Last week, I attended CB Insights’ the Future of Fintech, a fascinating event in NYC, pairing CEOs from top FinTech startups with prominent VCs and some amazing interviewers from leading media. It wasn’t your typical high-level fluff event, the roundtables went deep, the CEOs were charismatic and futuristic, and the audience was deeply engaged.
I’d like to share highlights from two of my favorite sessions:
Anand Sanwal, CEO of CB Insights, posed the question: what if Amazon entered banking? The key here wasn’t to scare the audience, although that may have been the first reaction. The more interesting question was what would banking look like if Amazon took its customer-centric approach and applied it to the bank of the future?
Just a few likely outcomes:
- They’d use their economies of scale to pass down more value and lower cost to all customers, regardless of size.
- There would be a public rating system for financial services companies and their products.
- They’d use data to recommend the right financial products for every individual.

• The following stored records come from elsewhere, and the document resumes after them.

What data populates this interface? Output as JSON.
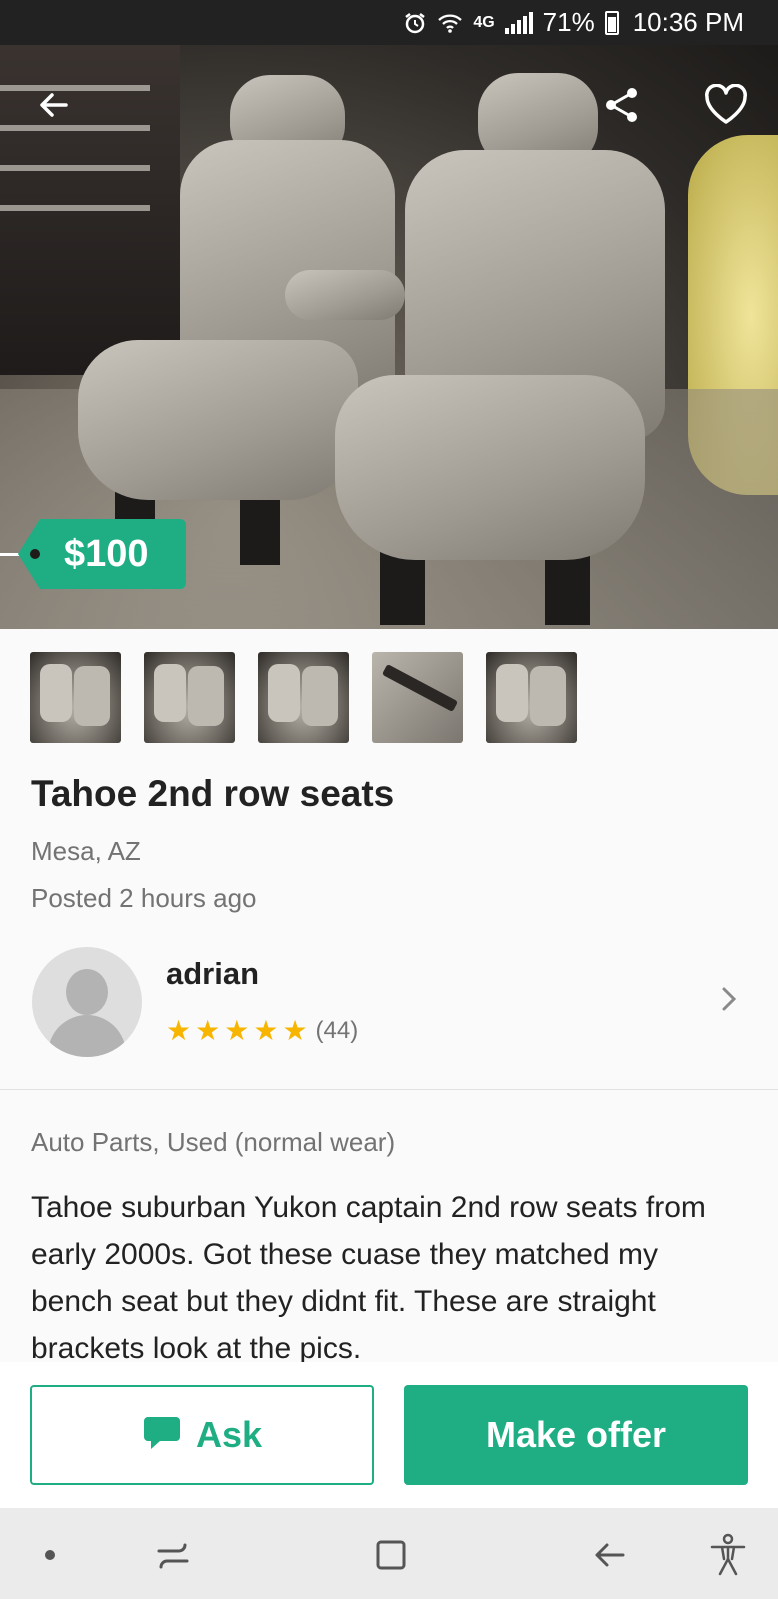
{
  "status_bar": {
    "network": "4G",
    "battery": "71%",
    "time": "10:36 PM",
    "icons": [
      "alarm-icon",
      "wifi-icon",
      "signal-icon",
      "battery-icon"
    ]
  },
  "hero": {
    "price": "$100",
    "icons": [
      "back-arrow-icon",
      "share-icon",
      "heart-icon"
    ],
    "thumbnail_count": 5
  },
  "listing": {
    "title": "Tahoe 2nd row seats",
    "location": "Mesa, AZ",
    "posted": "Posted 2 hours ago",
    "category": "Auto Parts, Used (normal wear)",
    "description": "Tahoe suburban Yukon captain 2nd row seats from early 2000s. Got these cuase they matched my bench seat but they didnt fit. These are straight brackets look at the pics."
  },
  "seller": {
    "name": "adrian",
    "rating": 5,
    "rating_count": "(44)"
  },
  "actions": {
    "ask_label": "Ask",
    "offer_label": "Make offer"
  },
  "colors": {
    "accent": "#1fae84",
    "star": "#f7b500",
    "status_bar": "#222222"
  }
}
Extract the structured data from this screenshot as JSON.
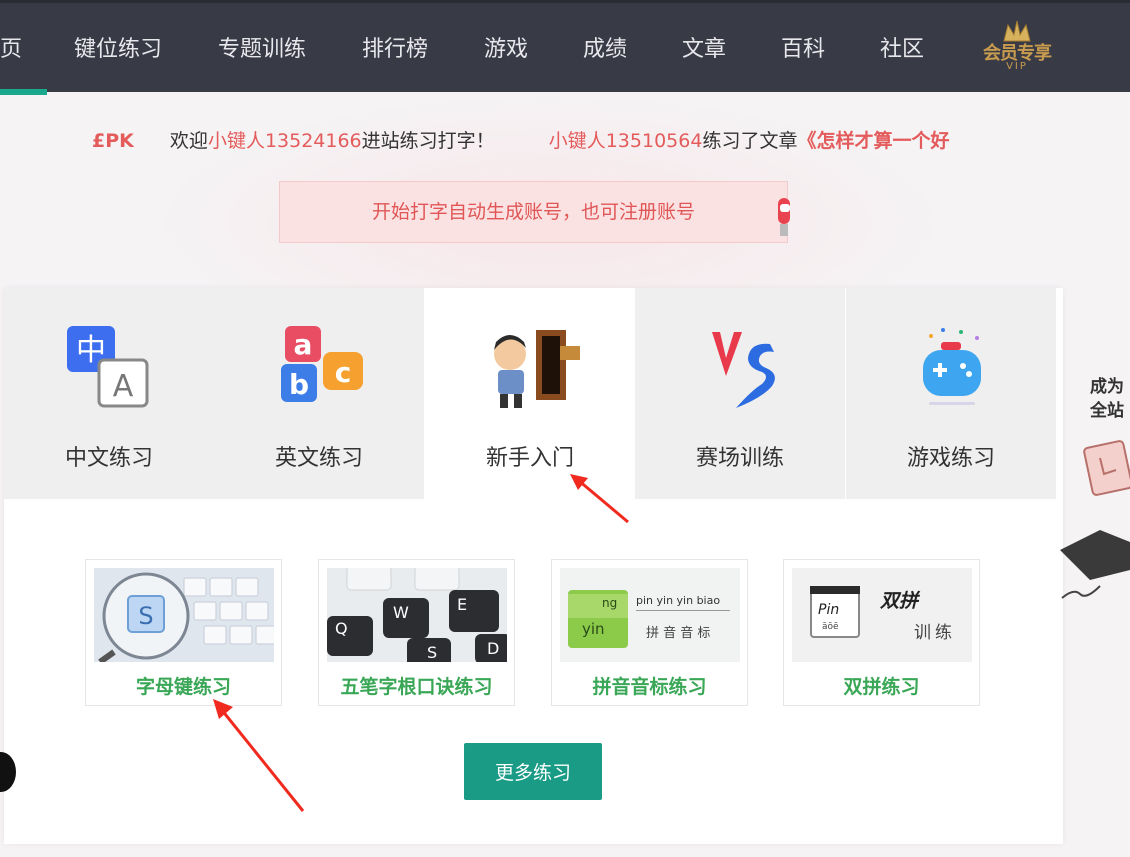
{
  "nav": {
    "items": [
      "页",
      "键位练习",
      "专题训练",
      "排行榜",
      "游戏",
      "成绩",
      "文章",
      "百科",
      "社区"
    ],
    "vip_label": "会员专享",
    "vip_sub": "VIP"
  },
  "ticker": {
    "pk": "£PK",
    "welcome_prefix": "欢迎",
    "welcome_user": "小键人13524166",
    "welcome_suffix": "进站练习打字！",
    "practice_user": "小键人13510564",
    "practice_mid": "练习了文章",
    "practice_article": "《怎样才算一个好"
  },
  "notice": {
    "text": "开始打字自动生成账号，也可注册账号"
  },
  "tabs": [
    {
      "label": "中文练习",
      "icon": "chinese-input-icon"
    },
    {
      "label": "英文练习",
      "icon": "abc-puzzle-icon"
    },
    {
      "label": "新手入门",
      "icon": "newbie-door-icon",
      "active": true
    },
    {
      "label": "赛场训练",
      "icon": "vs-icon"
    },
    {
      "label": "游戏练习",
      "icon": "gamepad-icon"
    }
  ],
  "tiles": [
    {
      "label": "字母键练习",
      "image": "keyboard-magnifier-image"
    },
    {
      "label": "五笔字根口诀练习",
      "image": "wubi-keyboard-image"
    },
    {
      "label": "拼音音标练习",
      "image": "pinyin-notebook-image",
      "img_text_1": "pin yin yin biao",
      "img_text_2": "拼 音 音 标",
      "img_text_3": "yin",
      "img_text_4": "ng"
    },
    {
      "label": "双拼练习",
      "image": "shuangpin-image",
      "img_text_1": "双拼",
      "img_text_2": "训练",
      "img_text_3": "Pin",
      "img_text_4": "āōē"
    }
  ],
  "more_button": "更多练习",
  "side_promo": {
    "line1": "成为",
    "line2": "全站"
  },
  "colors": {
    "nav_bg": "#383a46",
    "accent": "#19a88e",
    "tile_label": "#3aa757",
    "notice_text": "#e05656",
    "ticker_red": "#e45b5b"
  }
}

So, what happens to financial services in the post Amazon world? Those who focus on the customer win! They win by having the best reviews, by perfectly matching their value propositions to customer needs, and by passing on savings to customers as they grow. Exciting times, right? The best part is, banks have a hard time making that transformation in a bubble and are therefore partnering with FinTech pioneers that are trailblazing the way.
Paying $10 for a stock trade is like paying $10 for an email
Another great interview was one conducted with Vladimir Tenev, CEO of Robinhood, the commission-free stock investing app. The moderator asked, how can you offer free trades and everyone else charges $10, don’t you have trading costs yourself?
Vladimir explained that the physical New York Stock Exchange is more like a museum at this point. We’re conditioned to picture high-powered traders making hand signals on exciting and crowded trading floors. But in reality, all the trading today takes place in data centers across the river in NJ. These computers place millions of trades a second and the costs have been driven down to almost zero. “Paying $10 for a stock trade is like paying $10 for an email,” said Vladimir. It doesn’t remotely reflect the actual cost and without the competitors like Robinhood entering the market, the incumbents had no incentive to lower fees.
But Robinhood didn’t make it cheaper, they made it free. So, how do they ever plan to make money? Well, continued Vladimir, Robinhood recently launched a paid premium service with new bells and whistles requested by their most active users. They had 3x the forecasted signups in the first month, blowing away all expectations. They raised their last round at a $1.3B valuation and are one the newest unicorns in FinTech.
So, what did we learn?
Tech companies are still a tiny sector of the market but they’re the teachers of the new generation of bankers. The most successful new players differentiate themselves by making financial services simple, affordable and on demand. Once a company has a captive audience of obsessed users, the monetization is far easier because they know what audience they’re building for and what problems those users are willing to pay to have solved.
Currencycloud was named alongside Robinhood, Stripe to CB Insights’ prestigious Fintech 250, a select group of emerging private companies recognized for their innovative technology. Read the full press release here.